Nearly everyone came to speak in favor of plans for Arlandria that have taken nearly three years to develop and have involved a wide cross-section of this diverse community.
Edgar Rivera represented the Tenant and Workers Support Committee. He said, “We have an agreement and we are looking forward to working with the city to recapture the wealth that will come from increasing the density. We do want concrete provisions that support affordable housing and retention of existing small businesses.”
Chris Hamilton, president of the Warwick Village Citizens Association said, “Rather than recite why this is a good plan, I’d like to say two things.” Thank you all for responding to our community when we asked for your help to revitalize our main street, Mt. Vernon Avenue. You responded with policy direction and staff resources to produce what is an excellent plan. We also want to say thank you to the city staff. They have all worked extremely hard. We have all been well served by these thoughtful folks. Working with our neighbors has been a wonderful experience.”
THE PLAN CALLS for extensive redevelopment of the area. The focal point of this development is the Safeway-Datatel site. The Safeway site is currently under lease to three different retail businesses for the next five years. The city purchased and demolished the old Datatel building last year. The goal is to make these two sites into a mixed-use development that will include commercial, retail and residential development with outdoor seating.
“By changing the zoning, we hope to encourage more development,” said Eileen Fogarty, the director of planning for the city. “By allowing businesses to expand without going through the full special use permit process, we also hope to encourage business growth. We will use an administrative process that will not take as long and will not be as complicated. This will, for example, allow restaurants to add outdoor seating without necessarily having to come back through the entire SUP process.”

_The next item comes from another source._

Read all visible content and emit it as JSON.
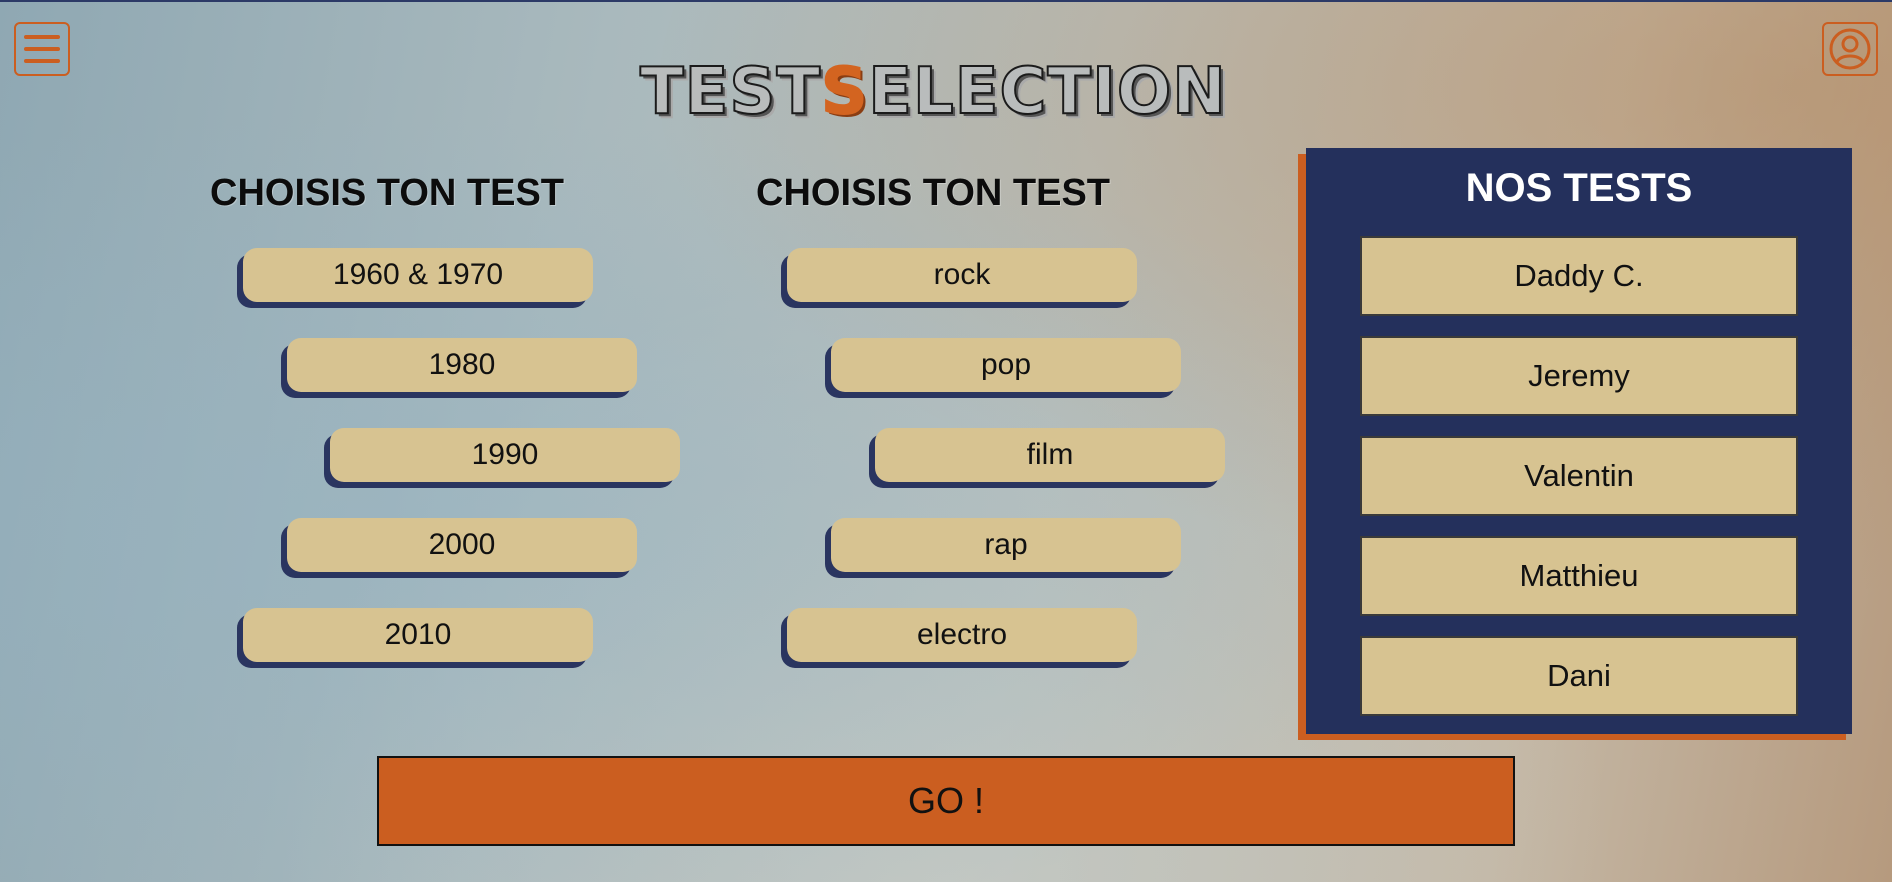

Councilwoman Joyce Woodson expressed concern about retaining affordable housing and providing assistance to the existing small businesses. “I want us to find a way of recapturing the wealth that is going to come from this plan so that the people who live in this neighborhood can still afford to do so and that the small businesses that have been there can remain,” she said.
There was discussion about the effects of gentrification. “If you decide to rezone, as you consider the social policy goals, you need to balance those with the economics of motivating redevelopment to occur. If the expense outweighs the profitability, redevelopment will not occur,” said Jonathan Raq, representing some commercial property owners in Arlandria.
CITY MANAGER Philip Sunderland also spoke to the issue. He responded to Woodson’s desire to recapture the wealth that will come from redevelopment. “If you are asking if we can have any impact on slowing gentrification, the answer is ‘to some extent’,” he said. “However, we cannot stop it entirely. We can do certain things to protect affordable housing and to assist the small businesses in the area and we are going to do that.”
The plan passed unanimously.